Rounder in the Rio
Throughout the afternoon, Brunson chipped up in the 2-7 Lowball event. He counted out chips, tossed some in the pot here and there, and occasionally chatted with table mates. The poker table has been his office for decades and business has always been good.
Dressed in a pink shirt and his trademark cowboy hat, one of the very few at the tables, Doyle Brunson was in his element. A crowd seemed to keep growing, men and women, players of all ages eager to take in a sight of a master at work.
“I started when I was 22 and I've played in the biggest games I could now for 62 years. It would be tough for somebody to beat that record.”
Pictures were snapped, friends were texted, and many simply watched quietly. It was easy to feel a real sense of admiration and respect from players on the rail – angling for just to get a glimpse of an idol.
Earlier in the day, Brunson spoke about his legacy in the game – from a Texas road gambler seeking action in back rooms to a Vegas high-stakes legend. How does he hope to be remembered?
“I really don't know, just whatever people want to think about it,” he says. ‘I guess probably the fact that I played at the higher levels longer than anybody else ever did I think. I started when I was 22 and I've played in the biggest games I could now for 62 years. It would be tough for somebody to beat that record.”

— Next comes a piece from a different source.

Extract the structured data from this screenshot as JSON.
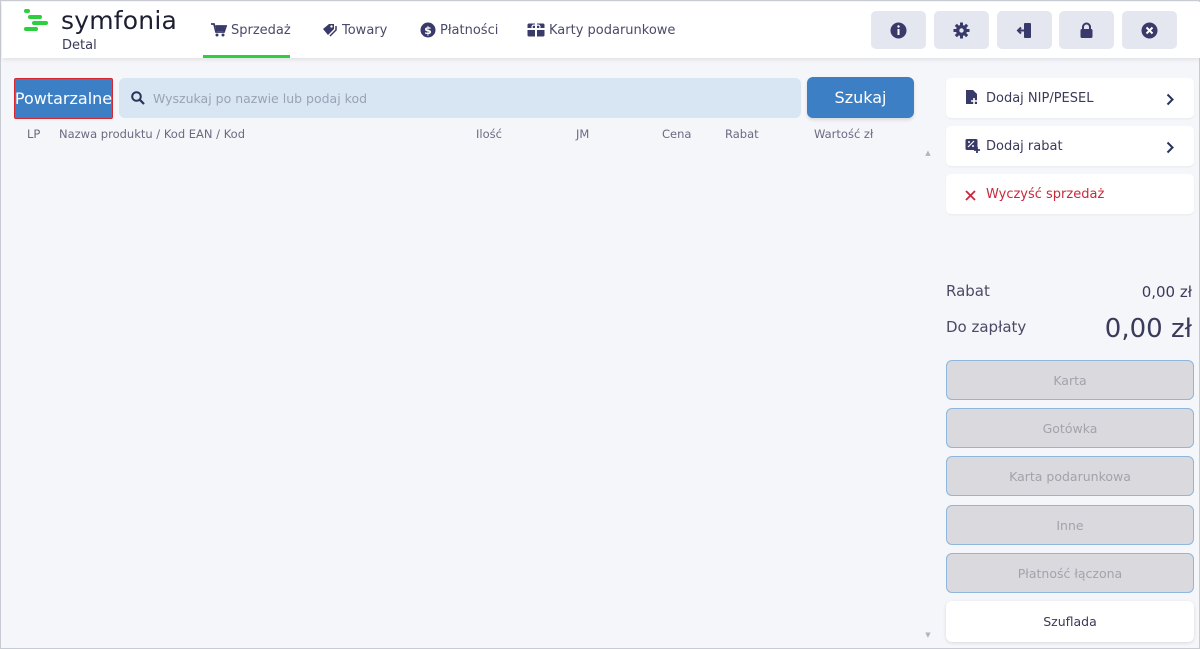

Sean Chaffin is a freelance writer in Crandall, Texas. His work appears in numerous websites and publications. Follow him on Twitter @PokerTraditions. He is also the host of the True Gambling Stories podcast, available on iTunes, Google Play, TuneIn Radio, Spotify, Stitcher, PokerNews.com, HoldemRadio.com, and TrueGamblingStories.com.